Women taking postmenopausal hormone therapy should also take supplemental calcium and vitamin D. Although it isn’t specified how much. They noted that the benefits seem to increase with increasing total intake of calcium and D vitamin. The dose will depend on keeping side effects, such as constipation from too much calcium, to a minimum.
Exposure To Sunlight
Sun exposure is an easy, reliable way for most people to get vitamin D. Exposure of the hands, face, arms, and legs to sunlight two to three times a week for about one-fourth of the time it would take to develop a mild sunburn will cause the skin to produce enough of this vitamin. The necessary exposure time varies with age, skin type, season, time of day.
It’s amazing how quickly adequate levels of this vitamin can be restored by sunlight. Just 6 days of casual sunlight exposure without sunscreen can make up for 49 days of no sunlight exposure. Body fat acts like a kind of storage battery for this vitamin. During periods of sunlight, vitamin D is stored in fatty fat and then released when sunlight is gone.

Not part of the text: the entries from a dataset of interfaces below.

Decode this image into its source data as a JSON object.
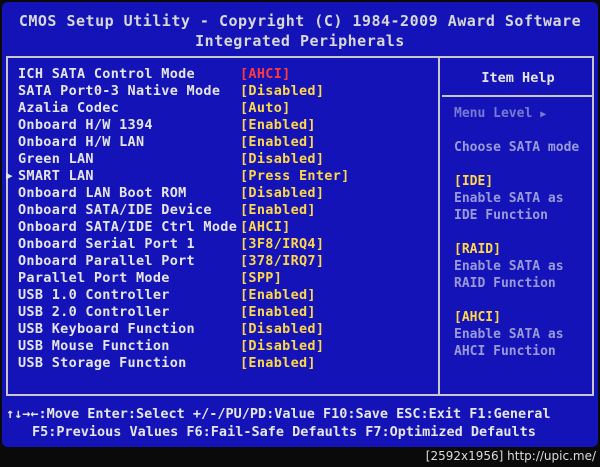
{
  "header": {
    "line1": "CMOS Setup Utility - Copyright (C) 1984-2009 Award Software",
    "line2": "Integrated Peripherals"
  },
  "items": [
    {
      "label": "ICH SATA Control Mode",
      "value": "[AHCI]",
      "selected": true
    },
    {
      "label": "SATA Port0-3 Native Mode",
      "value": "[Disabled]"
    },
    {
      "label": "Azalia Codec",
      "value": "[Auto]"
    },
    {
      "label": "Onboard H/W 1394",
      "value": "[Enabled]"
    },
    {
      "label": "Onboard H/W LAN",
      "value": "[Enabled]"
    },
    {
      "label": "Green LAN",
      "value": "[Disabled]"
    },
    {
      "label": "SMART LAN",
      "value": "[Press Enter]",
      "submenu": true
    },
    {
      "label": "Onboard LAN Boot ROM",
      "value": "[Disabled]"
    },
    {
      "label": "Onboard SATA/IDE Device",
      "value": "[Enabled]"
    },
    {
      "label": "Onboard SATA/IDE Ctrl Mode",
      "value": "[AHCI]"
    },
    {
      "label": "Onboard Serial Port 1",
      "value": "[3F8/IRQ4]"
    },
    {
      "label": "Onboard Parallel Port",
      "value": "[378/IRQ7]"
    },
    {
      "label": "Parallel Port Mode",
      "value": "[SPP]"
    },
    {
      "label": "USB 1.0 Controller",
      "value": "[Enabled]"
    },
    {
      "label": "USB 2.0 Controller",
      "value": "[Enabled]"
    },
    {
      "label": "USB Keyboard Function",
      "value": "[Disabled]"
    },
    {
      "label": "USB Mouse Function",
      "value": "[Disabled]"
    },
    {
      "label": "USB Storage Function",
      "value": "[Enabled]"
    }
  ],
  "help": {
    "title": "Item Help",
    "menu_level": "Menu Level",
    "choose": "Choose SATA mode",
    "ide_head": "[IDE]",
    "ide_l1": "Enable SATA as",
    "ide_l2": "IDE Function",
    "raid_head": "[RAID]",
    "raid_l1": "Enable SATA as",
    "raid_l2": "RAID Function",
    "ahci_head": "[AHCI]",
    "ahci_l1": "Enable SATA as",
    "ahci_l2": "AHCI Function"
  },
  "footer": {
    "line1": "↑↓→←:Move  Enter:Select  +/-/PU/PD:Value  F10:Save  ESC:Exit  F1:General",
    "line2": "F5:Previous Values  F6:Fail-Safe Defaults  F7:Optimized Defaults"
  },
  "watermark": "[2592x1956] http://upic.me/",
  "colors": {
    "background": "#1313b8",
    "label": "#e6e6e6",
    "value": "#ffd84a",
    "selected_value": "#ff3a3a",
    "border": "#c8c8c8"
  }
}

This should inspire even more women to be conscientious about their calcium and vitamin D intake. A simple and safe way to improve health. One action can lead to multiple benefits!